Jonas tried again with a heavy heart. But I suddenly looked down at my bag of candy and remembered him eating candy when he found the water yesterday. I ran forward and gave him a piece, reminding him that he had had a piece in his mouth the day before when he found water on our ranch.
Then I watched as he started again, his faith restored. Pa came up to me and started telling me how sorry he was, but I didn’t want to hear it! Suddenly, something miraculous happened: His stick began shaking and he fell to the ground. We hurried over to him and a big smile came over my face. I watched as he shook.
Suddenly, there was beautiful music from up above! Thunder! It was thunder! We rejoiced as a drop fell. Then another and another. Faster and faster they fell until it was pouring down rain! My faith had helped Jonas, and now everyone was a believer! There was dancing and rejoicing as the rain fell from the sky.
We danced and hugged each other. God was praised. Jonas was congratulated for having the faith. I looked at Pa who was raising his head, allowing the rain to splash onto him. “You believe him now, Pa?” I asked.
Pa looked at me. All he could say was, “You got any of that candy left for me?” I reached for my bag, but then realized what he was saying. I had restored his faith. We laughed together as we stood enjoying the rain.
It was a long time before anyone left. We finally rode back to the ranch, singing a raining song at the top of our lungs. No one would have to leave. The cattle would not die. Some of our crops may even be restored thanks to this rain. Happiness and hope had once again returned to our town.

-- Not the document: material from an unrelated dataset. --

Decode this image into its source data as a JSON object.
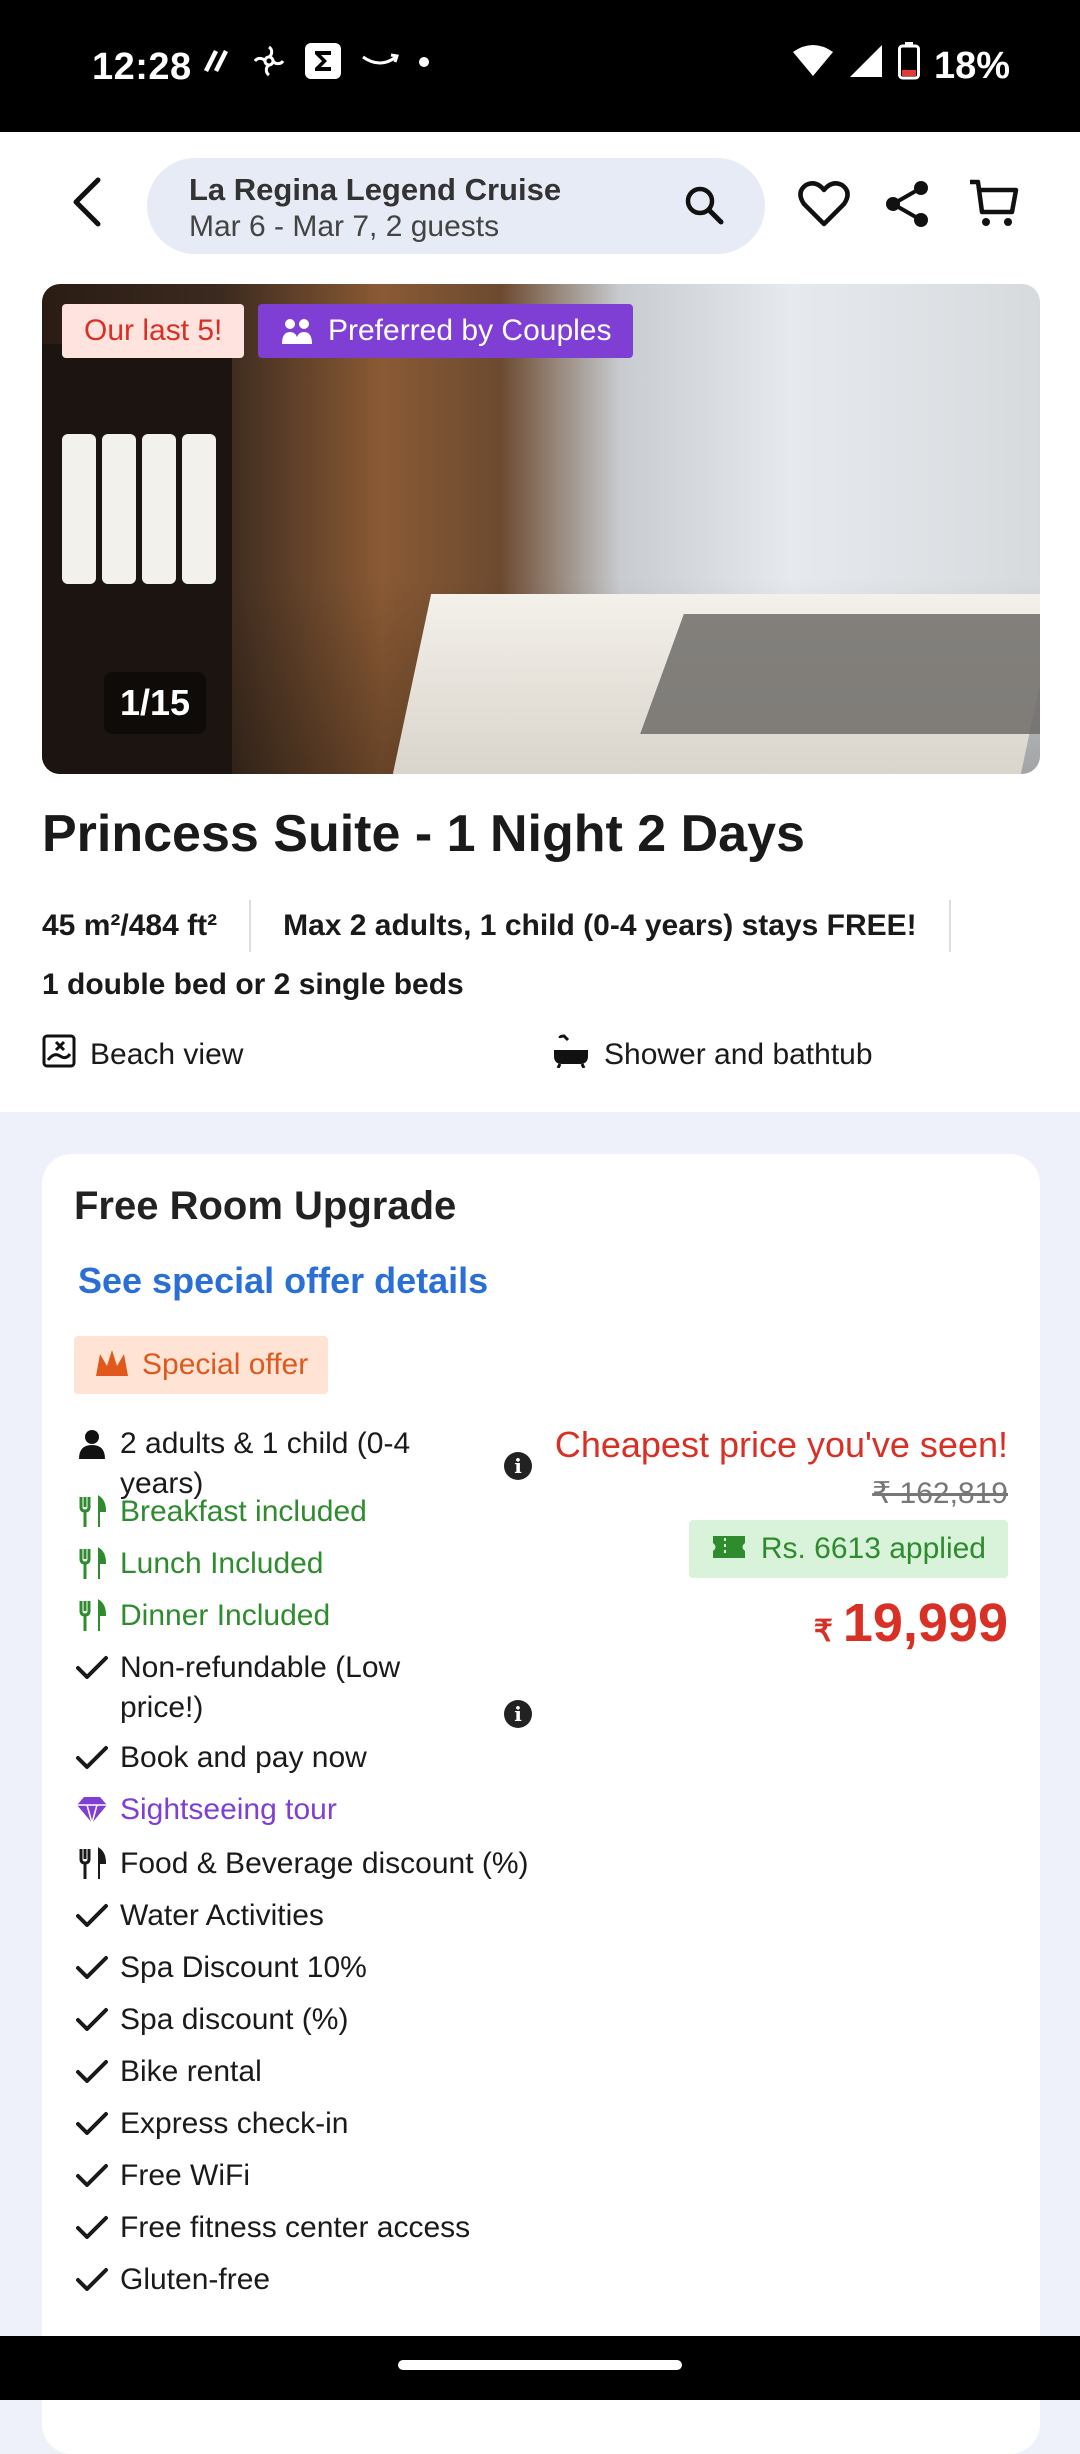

Pa told me to strip off my clothes outside, then he got me some dry clothes. I looked at them. “These are dirty,” I stated.
Pa laughed. “Complaining about putting on dirty clothes? When it stops raining, we’ll do laundry! Then we’ll take baths tonight. I have a feeling it’s going to be a joyous service in church tomorrow!
Neither of us wanted Jonas to leave, but he had work to do up north. As we watched him ride away, I told him that Jonas had a lot of believers. Pa looked at me. “All he needed was one!” he declared with a smile.
Later that night after baths were done, Pa sat on the side of my bed. I could tell he had something to say. I just laid there, waiting for him to say the words. “You know son, sometimes us adults have trouble believing.”
I nodded. “But you believe now, Pa. You don’t have to explain your reasons.”
“Mark,” Pa patted my shoulder and smiled proudly. “I’m so proud of you, son. Even when your own father wouldn’t believe, you stood your ground like a man and didn’t give up. I hate to say it, but you were the only man out there today.”
I could have said so many things at this point. I could have told Pa he was right. I could have told him he was wrong. But I didn’t. I just smiled and said, “Good night, Pa!”
Pa smiled. “Thank you, son. And goodnight.” Then he got up. I knew what he was doing. He was going to read his Bible.
*A special thanks goes out to Michelle Palmer for her insight on how Mark had seen these episodes.
Mark's Memories ― Table of Contents
You've heard Lucas' story, now hear Mark's Story
The Money Gun
around The McCain Ranch